*** Opening of Entries supplied ***

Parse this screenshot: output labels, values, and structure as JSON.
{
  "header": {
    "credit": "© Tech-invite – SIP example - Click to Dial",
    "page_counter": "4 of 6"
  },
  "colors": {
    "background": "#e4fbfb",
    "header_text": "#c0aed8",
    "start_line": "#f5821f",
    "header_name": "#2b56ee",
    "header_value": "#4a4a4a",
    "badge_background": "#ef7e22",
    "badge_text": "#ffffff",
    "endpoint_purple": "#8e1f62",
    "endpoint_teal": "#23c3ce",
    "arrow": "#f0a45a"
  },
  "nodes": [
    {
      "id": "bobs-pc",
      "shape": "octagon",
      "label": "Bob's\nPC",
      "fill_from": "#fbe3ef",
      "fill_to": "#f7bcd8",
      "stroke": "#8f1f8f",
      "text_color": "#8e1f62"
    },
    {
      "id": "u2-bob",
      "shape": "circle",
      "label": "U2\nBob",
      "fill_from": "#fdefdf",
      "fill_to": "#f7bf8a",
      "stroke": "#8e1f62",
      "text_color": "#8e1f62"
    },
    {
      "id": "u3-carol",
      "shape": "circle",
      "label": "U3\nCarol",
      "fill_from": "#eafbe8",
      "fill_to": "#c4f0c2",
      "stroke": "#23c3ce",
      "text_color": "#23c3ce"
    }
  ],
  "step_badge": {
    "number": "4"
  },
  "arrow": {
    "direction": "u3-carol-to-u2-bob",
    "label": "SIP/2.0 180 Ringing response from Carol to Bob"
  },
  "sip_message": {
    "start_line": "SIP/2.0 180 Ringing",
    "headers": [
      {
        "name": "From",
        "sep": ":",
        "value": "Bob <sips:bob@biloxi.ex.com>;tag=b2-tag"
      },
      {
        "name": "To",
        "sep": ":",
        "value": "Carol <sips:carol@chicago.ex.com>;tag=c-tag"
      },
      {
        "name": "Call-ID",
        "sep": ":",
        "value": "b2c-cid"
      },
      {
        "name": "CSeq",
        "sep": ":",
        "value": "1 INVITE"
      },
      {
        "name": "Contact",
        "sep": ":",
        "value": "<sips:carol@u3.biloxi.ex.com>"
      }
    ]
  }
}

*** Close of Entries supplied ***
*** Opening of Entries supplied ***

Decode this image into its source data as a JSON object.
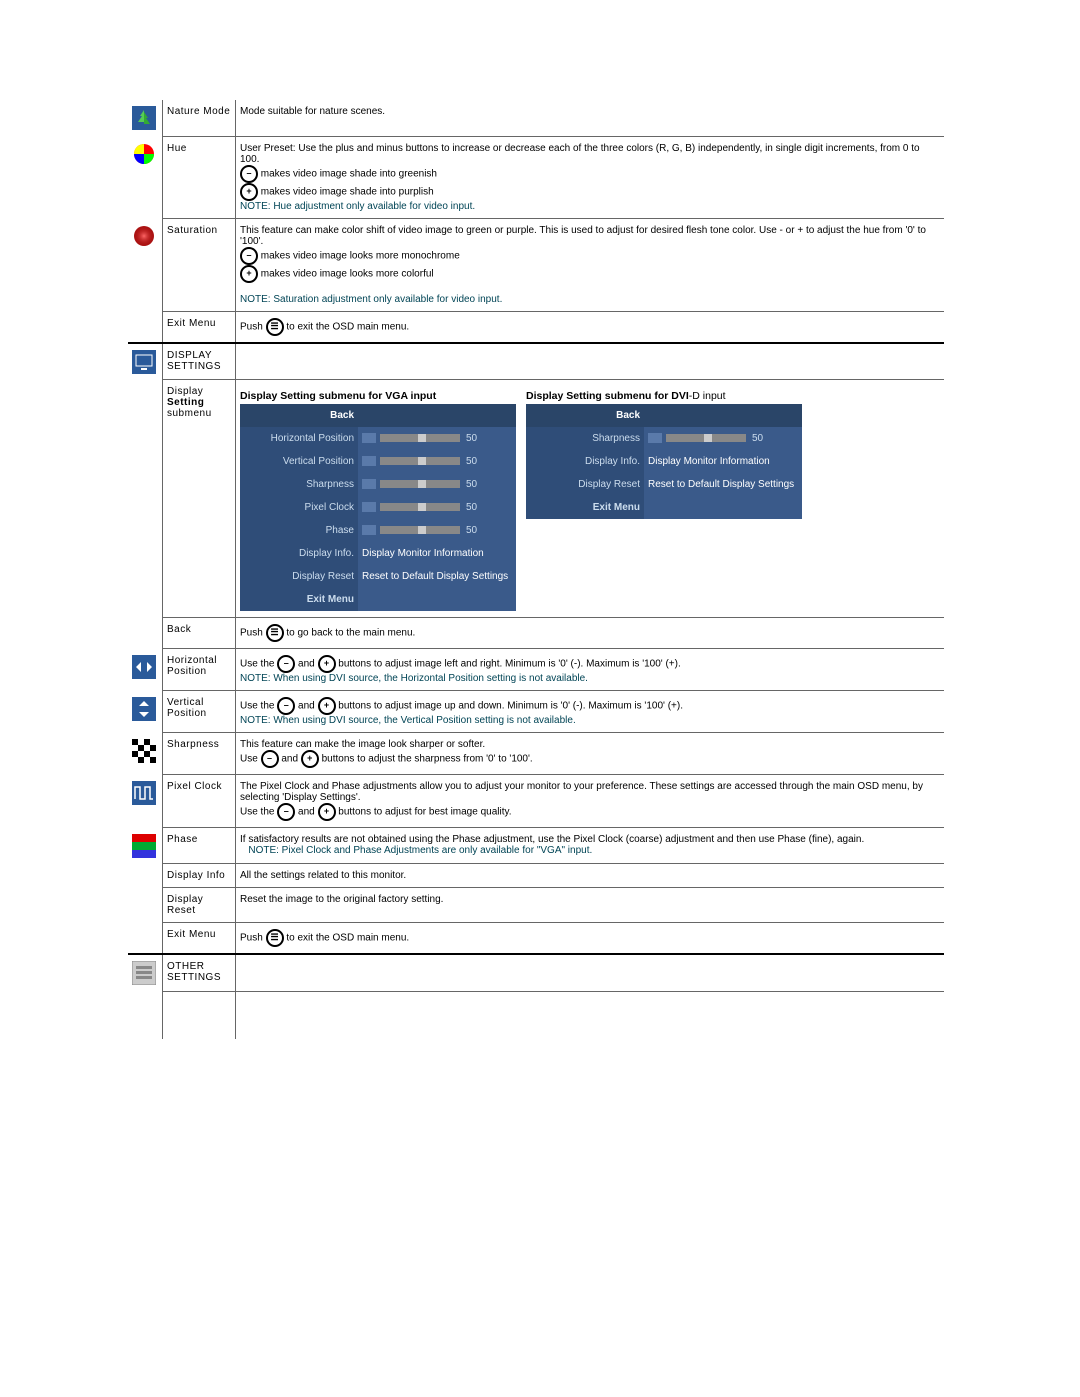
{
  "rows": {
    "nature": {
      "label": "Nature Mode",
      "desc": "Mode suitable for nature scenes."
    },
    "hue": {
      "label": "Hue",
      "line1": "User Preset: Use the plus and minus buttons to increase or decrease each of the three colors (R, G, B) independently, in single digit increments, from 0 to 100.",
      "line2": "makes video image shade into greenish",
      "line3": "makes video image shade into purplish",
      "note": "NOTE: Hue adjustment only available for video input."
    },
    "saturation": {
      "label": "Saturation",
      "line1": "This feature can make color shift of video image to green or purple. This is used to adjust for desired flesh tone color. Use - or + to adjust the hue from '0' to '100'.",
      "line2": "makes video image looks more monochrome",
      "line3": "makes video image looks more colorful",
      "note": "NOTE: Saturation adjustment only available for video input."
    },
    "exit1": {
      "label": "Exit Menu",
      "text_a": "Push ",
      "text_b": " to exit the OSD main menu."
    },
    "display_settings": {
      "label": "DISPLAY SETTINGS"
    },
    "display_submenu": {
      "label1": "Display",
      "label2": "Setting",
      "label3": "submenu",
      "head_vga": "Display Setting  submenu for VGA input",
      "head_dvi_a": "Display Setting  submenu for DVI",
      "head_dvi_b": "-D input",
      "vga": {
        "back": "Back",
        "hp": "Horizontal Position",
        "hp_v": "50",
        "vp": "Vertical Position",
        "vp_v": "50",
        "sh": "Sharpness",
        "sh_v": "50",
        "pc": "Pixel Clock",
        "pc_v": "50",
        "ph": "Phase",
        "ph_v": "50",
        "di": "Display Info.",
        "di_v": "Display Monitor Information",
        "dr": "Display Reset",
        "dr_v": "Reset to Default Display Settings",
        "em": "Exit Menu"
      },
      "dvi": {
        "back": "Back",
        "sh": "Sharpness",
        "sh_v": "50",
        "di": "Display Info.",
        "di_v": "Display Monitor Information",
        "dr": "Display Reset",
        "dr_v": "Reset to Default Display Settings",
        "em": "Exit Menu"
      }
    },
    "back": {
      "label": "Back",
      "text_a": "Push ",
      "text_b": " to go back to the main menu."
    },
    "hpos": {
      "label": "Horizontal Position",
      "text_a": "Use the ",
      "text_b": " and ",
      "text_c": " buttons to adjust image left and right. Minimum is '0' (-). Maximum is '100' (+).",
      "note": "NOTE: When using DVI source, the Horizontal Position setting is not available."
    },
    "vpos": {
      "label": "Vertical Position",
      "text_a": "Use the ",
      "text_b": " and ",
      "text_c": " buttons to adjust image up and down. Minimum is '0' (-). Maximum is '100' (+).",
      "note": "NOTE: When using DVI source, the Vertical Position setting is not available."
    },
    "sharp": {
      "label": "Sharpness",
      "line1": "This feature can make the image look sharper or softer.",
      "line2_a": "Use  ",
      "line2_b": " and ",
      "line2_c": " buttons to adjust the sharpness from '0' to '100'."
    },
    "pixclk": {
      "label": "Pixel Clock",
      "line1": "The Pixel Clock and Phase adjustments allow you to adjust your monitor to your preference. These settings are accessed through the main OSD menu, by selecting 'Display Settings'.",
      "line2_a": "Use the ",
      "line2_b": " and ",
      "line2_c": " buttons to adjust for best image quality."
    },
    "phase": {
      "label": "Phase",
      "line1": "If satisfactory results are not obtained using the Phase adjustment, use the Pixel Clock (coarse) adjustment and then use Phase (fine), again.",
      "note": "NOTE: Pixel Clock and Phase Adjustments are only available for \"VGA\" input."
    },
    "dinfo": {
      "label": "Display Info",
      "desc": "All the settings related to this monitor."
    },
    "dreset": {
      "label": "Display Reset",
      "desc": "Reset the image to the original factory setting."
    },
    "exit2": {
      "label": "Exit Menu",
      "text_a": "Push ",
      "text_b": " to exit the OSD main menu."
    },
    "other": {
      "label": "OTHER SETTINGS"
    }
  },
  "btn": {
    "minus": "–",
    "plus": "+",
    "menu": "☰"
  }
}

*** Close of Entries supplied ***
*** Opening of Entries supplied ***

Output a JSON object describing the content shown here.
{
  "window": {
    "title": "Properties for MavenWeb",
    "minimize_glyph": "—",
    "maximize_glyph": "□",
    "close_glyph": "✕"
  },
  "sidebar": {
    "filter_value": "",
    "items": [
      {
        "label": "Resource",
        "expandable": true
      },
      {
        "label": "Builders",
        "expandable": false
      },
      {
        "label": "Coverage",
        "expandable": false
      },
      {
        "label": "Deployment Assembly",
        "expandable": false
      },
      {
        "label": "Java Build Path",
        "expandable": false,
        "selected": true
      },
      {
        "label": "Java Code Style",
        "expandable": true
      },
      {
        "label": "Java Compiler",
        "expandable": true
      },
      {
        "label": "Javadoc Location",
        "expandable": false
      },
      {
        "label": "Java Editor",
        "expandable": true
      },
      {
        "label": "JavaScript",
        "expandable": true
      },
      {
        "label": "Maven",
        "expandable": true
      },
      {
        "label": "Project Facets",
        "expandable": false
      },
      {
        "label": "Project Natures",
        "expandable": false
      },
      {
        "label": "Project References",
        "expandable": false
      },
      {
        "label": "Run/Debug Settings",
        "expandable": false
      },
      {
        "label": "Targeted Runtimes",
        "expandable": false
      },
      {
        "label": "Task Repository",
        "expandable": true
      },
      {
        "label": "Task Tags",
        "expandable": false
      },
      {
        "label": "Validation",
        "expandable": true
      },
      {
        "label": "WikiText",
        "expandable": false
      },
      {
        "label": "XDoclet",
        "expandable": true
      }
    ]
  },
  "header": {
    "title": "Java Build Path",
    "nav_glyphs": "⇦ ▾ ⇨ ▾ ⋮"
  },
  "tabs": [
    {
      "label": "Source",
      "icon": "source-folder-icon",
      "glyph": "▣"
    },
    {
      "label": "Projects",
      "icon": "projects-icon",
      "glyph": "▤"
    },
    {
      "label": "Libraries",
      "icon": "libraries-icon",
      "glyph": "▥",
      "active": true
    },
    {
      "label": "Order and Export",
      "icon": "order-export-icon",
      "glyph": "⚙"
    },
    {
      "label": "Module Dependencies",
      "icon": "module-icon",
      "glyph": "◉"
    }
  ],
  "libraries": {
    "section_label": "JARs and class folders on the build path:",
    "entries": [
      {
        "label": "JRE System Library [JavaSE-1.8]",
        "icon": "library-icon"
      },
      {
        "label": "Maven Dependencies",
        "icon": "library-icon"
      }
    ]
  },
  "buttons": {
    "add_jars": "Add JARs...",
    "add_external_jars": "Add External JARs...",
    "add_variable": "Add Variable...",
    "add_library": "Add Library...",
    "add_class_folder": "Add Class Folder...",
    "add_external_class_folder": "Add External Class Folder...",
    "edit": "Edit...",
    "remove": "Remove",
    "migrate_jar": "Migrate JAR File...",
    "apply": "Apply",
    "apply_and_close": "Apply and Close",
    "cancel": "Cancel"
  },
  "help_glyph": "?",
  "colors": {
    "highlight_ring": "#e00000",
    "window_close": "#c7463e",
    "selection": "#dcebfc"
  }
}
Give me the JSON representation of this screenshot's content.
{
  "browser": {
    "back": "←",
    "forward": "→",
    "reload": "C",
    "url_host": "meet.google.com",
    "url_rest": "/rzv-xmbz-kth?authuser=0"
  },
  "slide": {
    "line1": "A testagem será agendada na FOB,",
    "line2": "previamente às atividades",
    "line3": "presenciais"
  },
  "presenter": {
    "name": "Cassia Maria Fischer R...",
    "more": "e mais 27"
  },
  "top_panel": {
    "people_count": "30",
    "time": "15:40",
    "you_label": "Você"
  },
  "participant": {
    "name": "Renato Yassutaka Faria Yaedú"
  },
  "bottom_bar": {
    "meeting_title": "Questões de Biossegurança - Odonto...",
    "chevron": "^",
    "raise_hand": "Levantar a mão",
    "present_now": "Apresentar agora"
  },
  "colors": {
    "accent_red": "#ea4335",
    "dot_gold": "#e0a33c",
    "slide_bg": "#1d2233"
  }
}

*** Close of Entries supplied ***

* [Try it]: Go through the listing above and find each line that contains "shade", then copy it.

* [Solution]:
      "line2": "makes video image shade into greenish",
      "line3": "makes video image shade into purplish",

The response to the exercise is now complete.